In a lengthy interview with ESPN's Tim MacMahon, Parsons touched on several aspects of Jordan's decision, which played out in a heavily covered, social media-driven saga on Wednesday leading up to Jordan putting pen to paper to remain in Los Angeles.
Parsons said he texted Jordan, who responded to him “randomly” and confirmed Mavericks owner Mark Cuban was unable to contact Jordan on Wednesday. Meanwhile, a Clippers contingent that reportedly included head coach Doc Rivers, Chris Paul, Blake Griffin, Paul Pierce, J.J. Redick and owner Steve Ballmer descended upon his Houston home and remained there until Jordan officially signed his contract.

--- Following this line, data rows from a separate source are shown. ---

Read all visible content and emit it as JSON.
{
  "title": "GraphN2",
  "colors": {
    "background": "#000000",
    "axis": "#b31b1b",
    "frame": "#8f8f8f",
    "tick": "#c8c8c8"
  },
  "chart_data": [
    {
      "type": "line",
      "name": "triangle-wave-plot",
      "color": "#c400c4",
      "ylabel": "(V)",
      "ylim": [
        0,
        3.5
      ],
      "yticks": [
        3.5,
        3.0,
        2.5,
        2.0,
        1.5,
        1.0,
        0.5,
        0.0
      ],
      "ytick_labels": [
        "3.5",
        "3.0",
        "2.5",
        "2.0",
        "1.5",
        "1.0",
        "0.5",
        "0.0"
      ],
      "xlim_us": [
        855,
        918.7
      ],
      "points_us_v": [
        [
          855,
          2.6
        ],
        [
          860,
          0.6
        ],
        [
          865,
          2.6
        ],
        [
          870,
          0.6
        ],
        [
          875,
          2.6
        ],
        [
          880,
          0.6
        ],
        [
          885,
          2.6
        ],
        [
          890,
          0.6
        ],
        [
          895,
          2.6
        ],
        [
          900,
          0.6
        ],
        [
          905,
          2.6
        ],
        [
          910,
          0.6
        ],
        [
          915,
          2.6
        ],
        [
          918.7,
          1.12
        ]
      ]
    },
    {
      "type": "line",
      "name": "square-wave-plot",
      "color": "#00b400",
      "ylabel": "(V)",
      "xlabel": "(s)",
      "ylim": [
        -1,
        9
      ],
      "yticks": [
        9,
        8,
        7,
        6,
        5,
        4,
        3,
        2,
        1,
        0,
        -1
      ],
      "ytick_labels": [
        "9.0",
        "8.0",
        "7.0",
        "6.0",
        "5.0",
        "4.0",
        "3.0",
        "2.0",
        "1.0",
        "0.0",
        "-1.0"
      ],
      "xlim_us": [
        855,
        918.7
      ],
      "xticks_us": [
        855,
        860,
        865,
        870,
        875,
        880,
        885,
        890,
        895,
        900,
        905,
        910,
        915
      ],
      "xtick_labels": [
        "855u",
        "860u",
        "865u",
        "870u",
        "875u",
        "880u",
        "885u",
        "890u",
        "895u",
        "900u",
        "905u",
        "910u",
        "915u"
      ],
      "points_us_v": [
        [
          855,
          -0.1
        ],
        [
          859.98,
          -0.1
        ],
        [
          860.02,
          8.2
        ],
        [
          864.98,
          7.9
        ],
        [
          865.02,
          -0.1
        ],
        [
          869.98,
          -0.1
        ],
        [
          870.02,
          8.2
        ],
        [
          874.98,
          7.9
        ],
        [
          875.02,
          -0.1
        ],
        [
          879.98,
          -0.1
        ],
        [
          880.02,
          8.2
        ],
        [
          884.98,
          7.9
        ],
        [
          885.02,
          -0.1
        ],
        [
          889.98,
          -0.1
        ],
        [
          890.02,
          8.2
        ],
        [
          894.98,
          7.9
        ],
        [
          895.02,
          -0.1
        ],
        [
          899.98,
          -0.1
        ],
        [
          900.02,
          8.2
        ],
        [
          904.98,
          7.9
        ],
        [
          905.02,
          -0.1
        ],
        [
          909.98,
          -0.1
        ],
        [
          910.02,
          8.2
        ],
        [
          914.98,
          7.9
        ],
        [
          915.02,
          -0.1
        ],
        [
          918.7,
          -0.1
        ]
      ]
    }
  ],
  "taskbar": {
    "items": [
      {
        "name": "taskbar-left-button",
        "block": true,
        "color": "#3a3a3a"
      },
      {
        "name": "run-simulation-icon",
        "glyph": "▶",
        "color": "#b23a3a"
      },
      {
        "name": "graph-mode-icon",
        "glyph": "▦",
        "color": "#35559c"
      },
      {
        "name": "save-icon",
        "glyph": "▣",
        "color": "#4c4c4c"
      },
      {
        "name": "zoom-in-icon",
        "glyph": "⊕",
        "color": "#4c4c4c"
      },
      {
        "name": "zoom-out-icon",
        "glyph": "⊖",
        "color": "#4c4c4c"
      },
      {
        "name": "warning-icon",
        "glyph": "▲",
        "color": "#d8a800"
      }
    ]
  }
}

“He’s complacent in L.A., and I think that was a safer bet than for him to make a big decision and branch off and go do his own thing," Parsons told ESPN. "He was probably nervous. He was probably scared. I don’t know because I haven’t talked to him. He’s a good dude. I don’t think he’s a bad person for this. I think he’s just confused. This decision was just way too big for him and he wasn’t ready to be a franchise player.”
Parsons, who was a key recruiter in the process for Dallas, admitted to having called Jordan daily even after he committed to joining the Mavericks. He told ESPN that Cuban called him Monday to tell him he thought Jordan had “cold feet.” Parsons called Jordan's last-minute reversal “unethical and disrespectful” and said Dallas did everything it could to keep him.
“It’s a lot of pressure. Maybe he got nerves about being a franchise player and having the pressure of leading a team," Parsons said. “He’s very comfortable in L.A. He can play behind Chris Paul, play behind Blake Griffin. That’s what I thought he didn’t want. Throughout the process, that’s what he told me he didn’t want. He wanted to take the next step in his career. He wanted to be the man on his team and build something special.”
When asked about where the Mavericks go next, Parsons said the ramifications for Dallas, which had structured its off-season moves around the expected signing accordingly, were the “worst part,” admitting the entire franchise has been placed in jeopardy. Parsons, who became close with Jordan over the past few weeks, said it wasn't personal, but remained highly critical as he defended Cuban's efforts.
“He wasn’t ready for being a franchise player," Parsons told ESPN. “He was scared. He was scared to take the next step in his career. There was no other reason other than that he was comfortable and he has friendships there. How you make a business decision like that is beyond me. How you ignore an owner like Mark who is in your hometown just waiting for a chance to talk to you is beyond me.”
You can read the full interview here.
- Jeremy Woo